Also Monday: Jimmy Eat World, Taking Back Sunday (E Center)
The opening track off Kieskagato’s self-titled EP will cause listeners to perk up and say, “Hey now, this sounds like early Radiohead, or maybe Tortoise. But what’s with the horns? I can’t figure it out.” This is exactly the sort of response these Portland-based artists hope to elicit—not because they all want to be a jazzier Thom Yorke, but because they’d rather not fit into any one category, thank you. The quartet combines trumpet, organ, Rhodes and the abovementioned horns to create an indie-rock/latin/soul mixture perfect for dancing like a Russo-Spanish cat. You’ll figure it out. In the meantime, dig on this: “If we tried to figure out what was hip to play we’d drive ourselves crazy, so we just stick to our ears,” the multicultural felines told NPR. Starry Night, 198 W. Center, Provo, 7 p.m. All ages. Info: 801-427-3169.
Also Tuesday: Black Dahlia Murder (Lo-Fi Café); Rock & Roll Soldiers (Burt’s Tiki Lounge); Trip Device (Liquid Joe’s); The Conversation (Urban Lounge); The Perceptionists (Egos—see Music, p. 48)
I love “Closer to Fine” as much as the next dirt-kicker, but only ridiculous amounts of cash would persuade me to label the Indigo Girls as “hard rockers.” Which is why Amy Ray’s solo debut is such a mind-blower. Prom pits one half of the pleasant-harmony duo against her previous hold-hands template, opting for more aggressive guitars and cutthroat lyrics. In respect to American freedom she cries, “So let it ring/ You can cite the need for wars/ Call us infidels or whores/ Either way we’ll be your neighbor.” Lo-Fi Café, 127 S. West Temple, 8 p.m. All-ages.

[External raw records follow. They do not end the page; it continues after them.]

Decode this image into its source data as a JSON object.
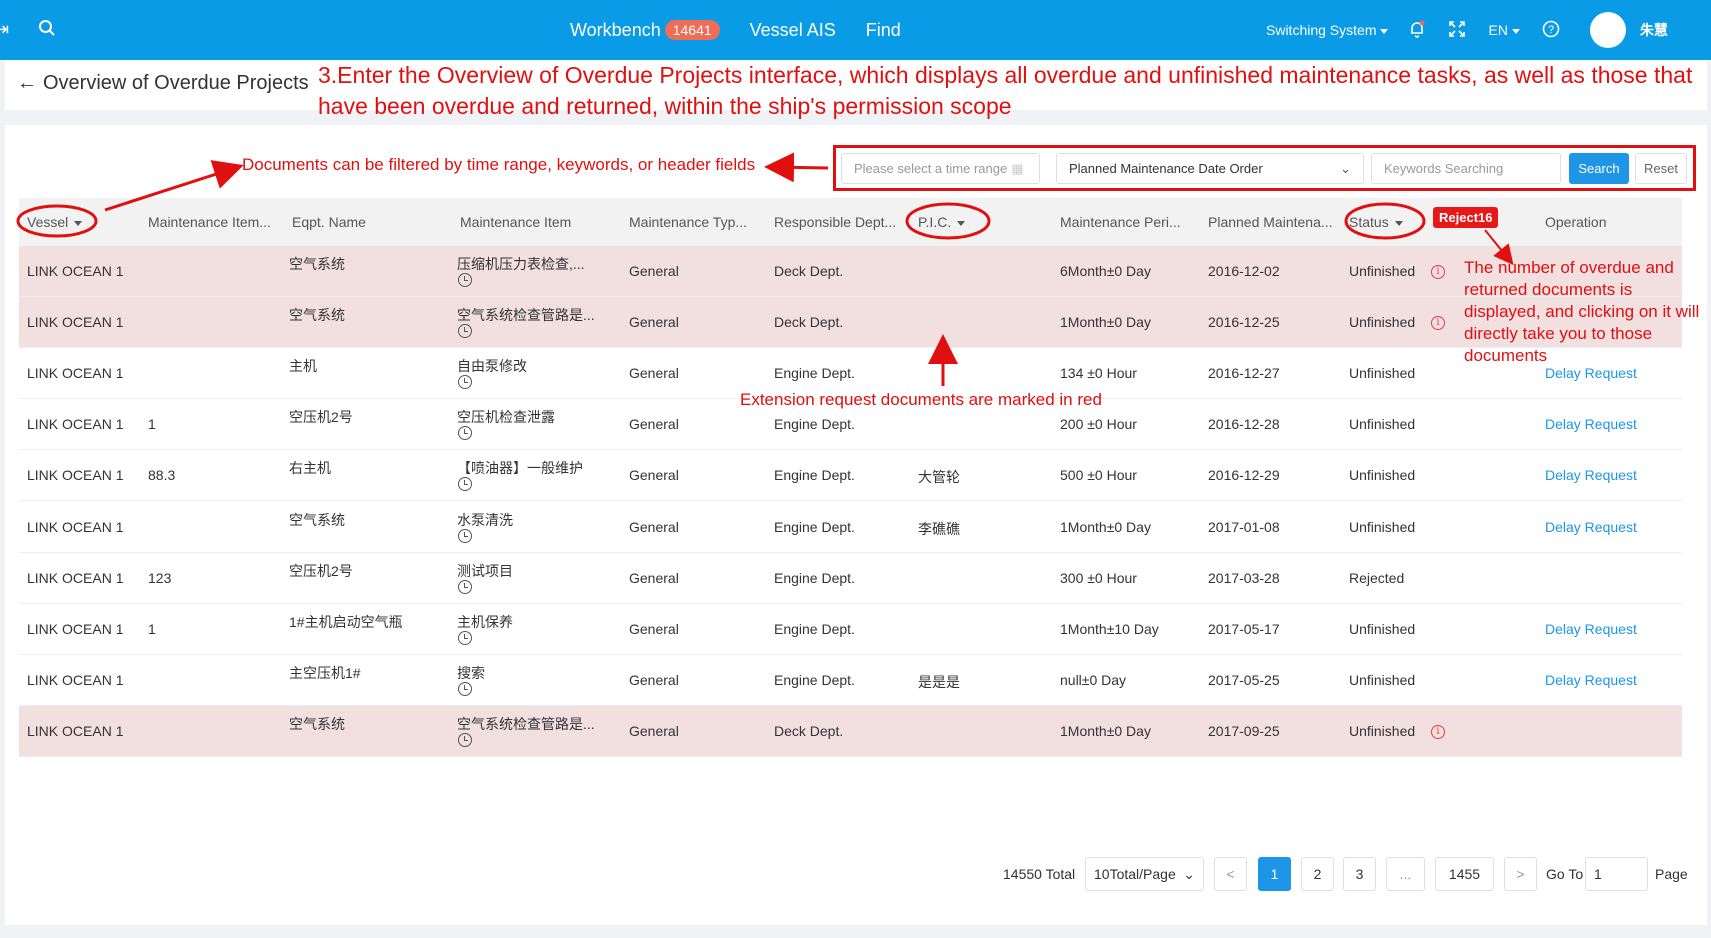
{
  "topbar": {
    "tabs": [
      {
        "label": "Workbench",
        "badge": "14641"
      },
      {
        "label": "Vessel AIS"
      },
      {
        "label": "Find"
      }
    ],
    "switch_system": "Switching System",
    "language": "EN",
    "user_name": "朱慧",
    "bg_color": "#0a9be6"
  },
  "header": {
    "back_icon": "←",
    "title": "Overview of Overdue Projects"
  },
  "annotations": {
    "title": "3.Enter the Overview of Overdue Projects interface, which displays all overdue and unfinished maintenance tasks, as well as those that have been overdue and returned, within the ship's permission scope",
    "filter": "Documents can be filtered by time range, keywords, or header fields",
    "extension": "Extension request documents are marked in red",
    "reject_tag": "Reject16",
    "reject_note": "The number of overdue and returned documents is displayed, and clicking on it will directly take you to those documents",
    "color": "#e01010"
  },
  "filters": {
    "date_placeholder": "Please select a time range",
    "order_select": "Planned Maintenance Date Order",
    "keyword_placeholder": "Keywords Searching",
    "search_label": "Search",
    "reset_label": "Reset"
  },
  "table": {
    "columns": [
      "Vessel",
      "Maintenance Item...",
      "Eqpt. Name",
      "Maintenance Item",
      "Maintenance Typ...",
      "Responsible Dept...",
      "P.I.C.",
      "Maintenance Peri...",
      "Planned Maintena...",
      "Status",
      "Operation"
    ],
    "rows": [
      {
        "vessel": "LINK OCEAN 1",
        "code": "",
        "eqpt": "空气系统",
        "item": "压缩机压力表检查,...",
        "type": "General",
        "dept": "Deck Dept.",
        "pic": "",
        "period": "6Month±0 Day",
        "date": "2016-12-02",
        "status": "Unfinished",
        "op": "",
        "extension": true
      },
      {
        "vessel": "LINK OCEAN 1",
        "code": "",
        "eqpt": "空气系统",
        "item": "空气系统检查管路是...",
        "type": "General",
        "dept": "Deck Dept.",
        "pic": "",
        "period": "1Month±0 Day",
        "date": "2016-12-25",
        "status": "Unfinished",
        "op": "",
        "extension": true
      },
      {
        "vessel": "LINK OCEAN 1",
        "code": "",
        "eqpt": "主机",
        "item": "自由泵修改",
        "type": "General",
        "dept": "Engine Dept.",
        "pic": "",
        "period": "134 ±0 Hour",
        "date": "2016-12-27",
        "status": "Unfinished",
        "op": "Delay Request",
        "extension": false
      },
      {
        "vessel": "LINK OCEAN 1",
        "code": "1",
        "eqpt": "空压机2号",
        "item": "空压机检查泄露",
        "type": "General",
        "dept": "Engine Dept.",
        "pic": "",
        "period": "200 ±0 Hour",
        "date": "2016-12-28",
        "status": "Unfinished",
        "op": "Delay Request",
        "extension": false
      },
      {
        "vessel": "LINK OCEAN 1",
        "code": "88.3",
        "eqpt": "右主机",
        "item": "【喷油器】一般维护",
        "type": "General",
        "dept": "Engine Dept.",
        "pic": "大管轮",
        "period": "500 ±0 Hour",
        "date": "2016-12-29",
        "status": "Unfinished",
        "op": "Delay Request",
        "extension": false
      },
      {
        "vessel": "LINK OCEAN 1",
        "code": "",
        "eqpt": "空气系统",
        "item": "水泵清洗",
        "type": "General",
        "dept": "Engine Dept.",
        "pic": "李礁礁",
        "period": "1Month±0 Day",
        "date": "2017-01-08",
        "status": "Unfinished",
        "op": "Delay Request",
        "extension": false
      },
      {
        "vessel": "LINK OCEAN 1",
        "code": "123",
        "eqpt": "空压机2号",
        "item": "测试项目",
        "type": "General",
        "dept": "Engine Dept.",
        "pic": "",
        "period": "300 ±0 Hour",
        "date": "2017-03-28",
        "status": "Rejected",
        "op": "",
        "extension": false
      },
      {
        "vessel": "LINK OCEAN 1",
        "code": "1",
        "eqpt": "1#主机启动空气瓶",
        "item": "主机保养",
        "type": "General",
        "dept": "Engine Dept.",
        "pic": "",
        "period": "1Month±10 Day",
        "date": "2017-05-17",
        "status": "Unfinished",
        "op": "Delay Request",
        "extension": false
      },
      {
        "vessel": "LINK OCEAN 1",
        "code": "",
        "eqpt": "主空压机1#",
        "item": "搜索",
        "type": "General",
        "dept": "Engine Dept.",
        "pic": "是是是",
        "period": "null±0 Day",
        "date": "2017-05-25",
        "status": "Unfinished",
        "op": "Delay Request",
        "extension": false
      },
      {
        "vessel": "LINK OCEAN 1",
        "code": "",
        "eqpt": "空气系统",
        "item": "空气系统检查管路是...",
        "type": "General",
        "dept": "Deck Dept.",
        "pic": "",
        "period": "1Month±0 Day",
        "date": "2017-09-25",
        "status": "Unfinished",
        "op": "",
        "extension": true
      }
    ],
    "extension_row_color": "#f2dfe0"
  },
  "pagination": {
    "total": "14550 Total",
    "page_size": "10Total/Page",
    "prev": "<",
    "pages": [
      "1",
      "2",
      "3",
      "...",
      "1455"
    ],
    "next": ">",
    "goto_label": "Go To",
    "goto_value": "1",
    "page_label": "Page",
    "active_color": "#1e95e6"
  }
}
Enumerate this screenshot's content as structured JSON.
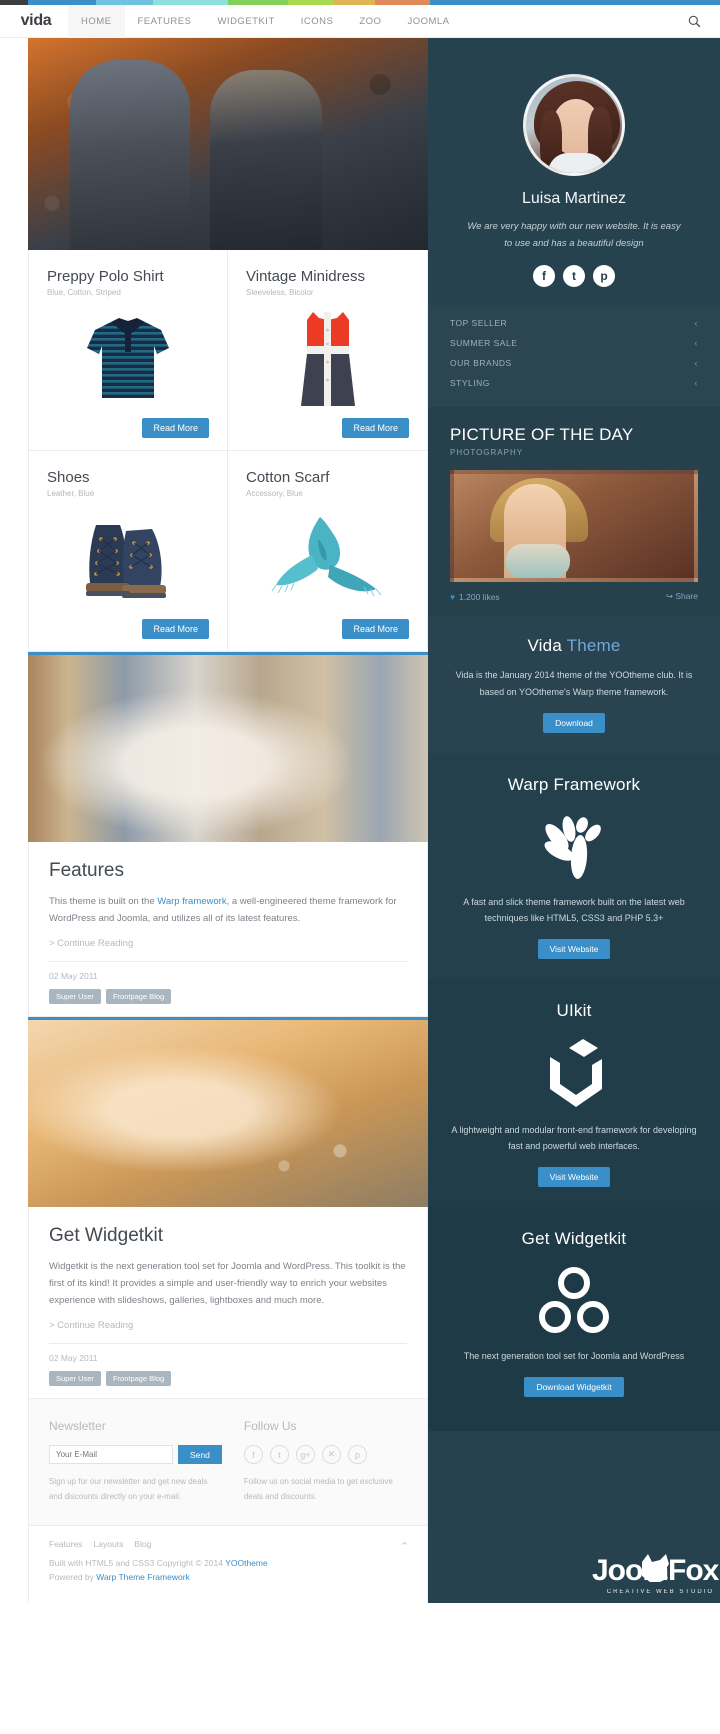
{
  "topbar": {
    "colors": [
      "#3d3d3d",
      "#3a8fc8",
      "#6fc3e0",
      "#8fe0dd",
      "#7fd15a",
      "#a8d94f",
      "#d9d94f",
      "#e8a84f",
      "#e08a5a",
      "#3a8fc8"
    ]
  },
  "header": {
    "logo": "vida",
    "nav": [
      {
        "label": "HOME",
        "active": true
      },
      {
        "label": "FEATURES",
        "active": false
      },
      {
        "label": "WIDGETKIT",
        "active": false
      },
      {
        "label": "ICONS",
        "active": false
      },
      {
        "label": "ZOO",
        "active": false
      },
      {
        "label": "JOOMLA",
        "active": false
      }
    ],
    "search_icon": "search-icon"
  },
  "products": [
    {
      "title": "Preppy Polo Shirt",
      "sub": "Blue, Cotton, Striped",
      "button": "Read More",
      "image": "polo-shirt"
    },
    {
      "title": "Vintage Minidress",
      "sub": "Sleeveless, Bicolor",
      "button": "Read More",
      "image": "minidress"
    },
    {
      "title": "Shoes",
      "sub": "Leather, Blue",
      "button": "Read More",
      "image": "boots"
    },
    {
      "title": "Cotton Scarf",
      "sub": "Accessory, Blue",
      "button": "Read More",
      "image": "scarf"
    }
  ],
  "articles": [
    {
      "title": "Features",
      "body_pre": "This theme is built on the ",
      "body_link": "Warp framework",
      "body_post": ", a well-engineered theme framework for WordPress and Joomla, and utilizes all of its latest features.",
      "continue": "> Continue Reading",
      "date": "02 May 2011",
      "tags": [
        "Super User",
        "Frontpage Blog"
      ]
    },
    {
      "title": "Get Widgetkit",
      "body_pre": "Widgetkit is the next generation tool set for Joomla and WordPress. This toolkit is the first of its kind! It provides a simple and user-friendly way to enrich your websites experience with slideshows, galleries, lightboxes and much more.",
      "body_link": "",
      "body_post": "",
      "continue": "> Continue Reading",
      "date": "02 May 2011",
      "tags": [
        "Super User",
        "Frontpage Blog"
      ]
    }
  ],
  "footer": {
    "newsletter_title": "Newsletter",
    "email_placeholder": "Your E-Mail",
    "send_label": "Send",
    "newsletter_text": "Sign up for our newsletter and get new deals and discounts directly on your e-mail.",
    "follow_title": "Follow Us",
    "follow_text": "Follow us on social media to get exclusive deals and discounts.",
    "socials": [
      "facebook-icon",
      "twitter-icon",
      "google-plus-icon",
      "flickr-icon",
      "pinterest-icon"
    ],
    "links": [
      "Features",
      "Layouts",
      "Blog"
    ],
    "copyright_pre": "Built with HTML5 and CSS3 Copyright © 2014 ",
    "copyright_link": "YOOtheme",
    "powered_pre": "Powered by ",
    "powered_link": "Warp Theme Framework",
    "to_top_icon": "chevron-up-icon"
  },
  "sidebar": {
    "profile": {
      "name": "Luisa Martinez",
      "quote": "We are very happy with our new website. It is easy to use and has a beautiful design",
      "socials": [
        "facebook-icon",
        "twitter-icon",
        "pinterest-icon"
      ]
    },
    "menu": [
      {
        "label": "TOP SELLER",
        "chevron": "‹"
      },
      {
        "label": "SUMMER SALE",
        "chevron": "‹"
      },
      {
        "label": "OUR BRANDS",
        "chevron": "‹"
      },
      {
        "label": "STYLING",
        "chevron": "‹"
      }
    ],
    "picture_of_the_day": {
      "title": "PICTURE OF THE DAY",
      "subtitle": "PHOTOGRAPHY",
      "likes": "1.200 likes",
      "share": "Share"
    },
    "vida": {
      "title_a": "Vida",
      "title_b": "Theme",
      "body": "Vida is the January 2014 theme of the YOOtheme club. It is based on YOOtheme's Warp theme framework.",
      "button": "Download"
    },
    "warp": {
      "title": "Warp Framework",
      "icon": "warp-leaf-icon",
      "body": "A fast and slick theme framework built on the latest web techniques like HTML5, CSS3 and PHP 5.3+",
      "button": "Visit Website"
    },
    "uikit": {
      "title": "UIkit",
      "icon": "uikit-hexagon-icon",
      "body": "A lightweight and modular front-end framework for developing fast and powerful web interfaces.",
      "button": "Visit Website"
    },
    "widgetkit": {
      "title": "Get Widgetkit",
      "icon": "widgetkit-circles-icon",
      "body": "The next generation tool set for Joomla and WordPress",
      "button": "Download Widgetkit"
    },
    "brand": {
      "name": "JoomFox",
      "tagline": "CREATIVE WEB STUDIO"
    }
  },
  "colors": {
    "accent": "#3a8fc8",
    "sidebar_bg": "#27424f",
    "text_dark": "#444a52",
    "text_muted": "#b5bac0"
  }
}
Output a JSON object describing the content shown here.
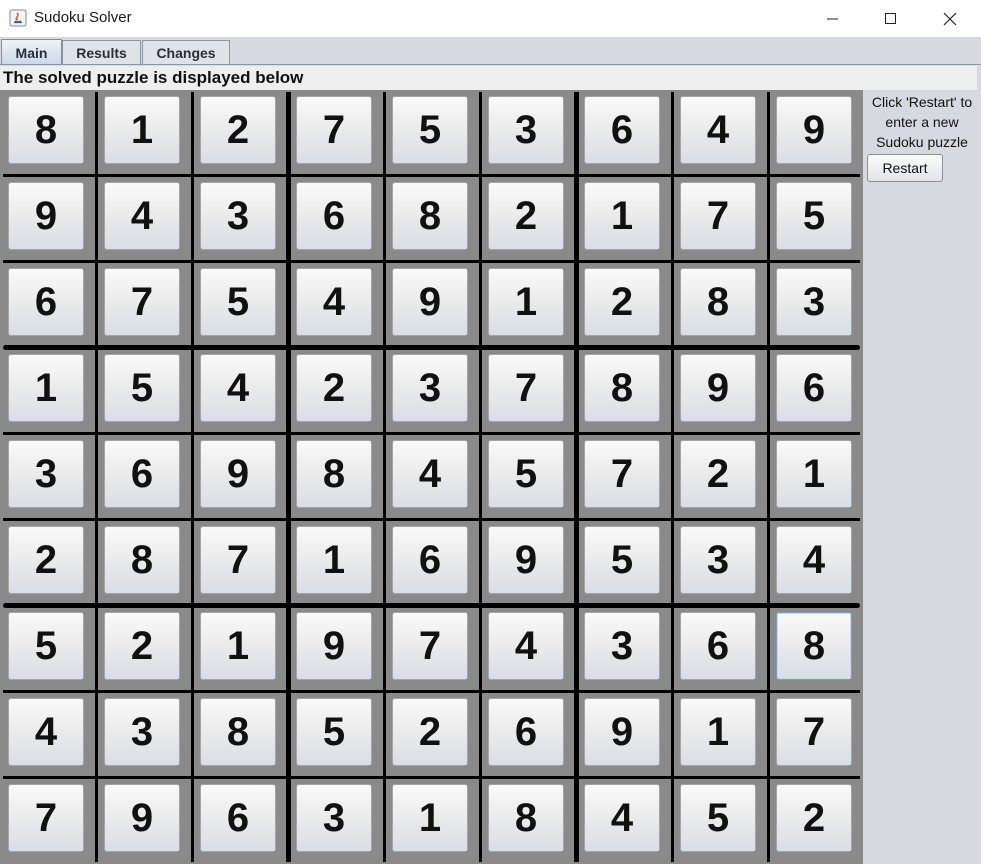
{
  "window": {
    "title": "Sudoku Solver",
    "controls": [
      "minimize",
      "maximize",
      "close"
    ]
  },
  "tabs": [
    {
      "label": "Main",
      "active": true
    },
    {
      "label": "Results",
      "active": false
    },
    {
      "label": "Changes",
      "active": false
    }
  ],
  "header": "The solved puzzle is displayed below",
  "grid": [
    [
      8,
      1,
      2,
      7,
      5,
      3,
      6,
      4,
      9
    ],
    [
      9,
      4,
      3,
      6,
      8,
      2,
      1,
      7,
      5
    ],
    [
      6,
      7,
      5,
      4,
      9,
      1,
      2,
      8,
      3
    ],
    [
      1,
      5,
      4,
      2,
      3,
      7,
      8,
      9,
      6
    ],
    [
      3,
      6,
      9,
      8,
      4,
      5,
      7,
      2,
      1
    ],
    [
      2,
      8,
      7,
      1,
      6,
      9,
      5,
      3,
      4
    ],
    [
      5,
      2,
      1,
      9,
      7,
      4,
      3,
      6,
      8
    ],
    [
      4,
      3,
      8,
      5,
      2,
      6,
      9,
      1,
      7
    ],
    [
      7,
      9,
      6,
      3,
      1,
      8,
      4,
      5,
      2
    ]
  ],
  "focused_cell": {
    "row": 7,
    "col": 9
  },
  "side_panel": {
    "message_lines": [
      "Click 'Restart' to",
      "enter a new",
      "Sudoku puzzle"
    ],
    "restart_label": "Restart"
  }
}
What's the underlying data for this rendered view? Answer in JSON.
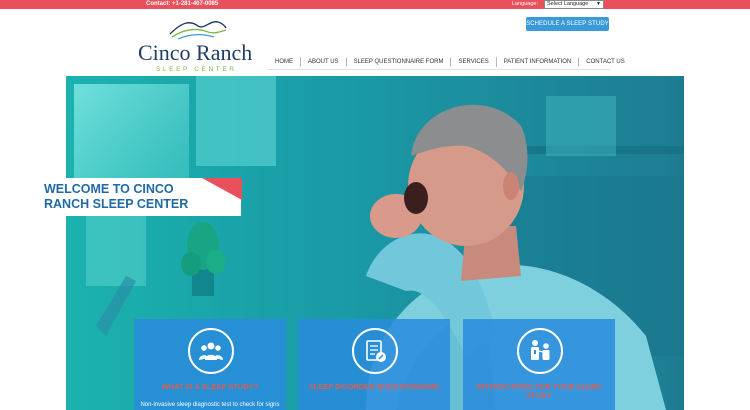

Tickets: 800-888-8499.
Also Wednesday: Dick Dale (Liquid Joe’s); Vanishing Kids (Urban Lounge); Kyle Hollingsworth (Suede).
Supersystem (Kilby Court, May 5). Tiger Army (In the Venue, May 6). Trashcan Sinatras (Suede, May 6). Mercury Rev, Doves (In the Venue, May 8). Mudvayne (In the Venue, May 11). The Shins (U of U, May 11). Keane (Abravanel Hall, May 12). Orbit Service (Urban Lounge, May 12). Willie Graff (W Lounge, May 14). And You Will Know Us By the Trail of Dead (Lo-Fi Café, May 15). Roger Sanchez (Vortex, May 21). Queens of the Stone Age (In the Venue, May 23). Bloc Party (In the Venue, May 25). Erasure (Kingsbury Hall, May 28). Built to Spill (Velvet Room, May 29). Kasabian (In the Venue, May 31).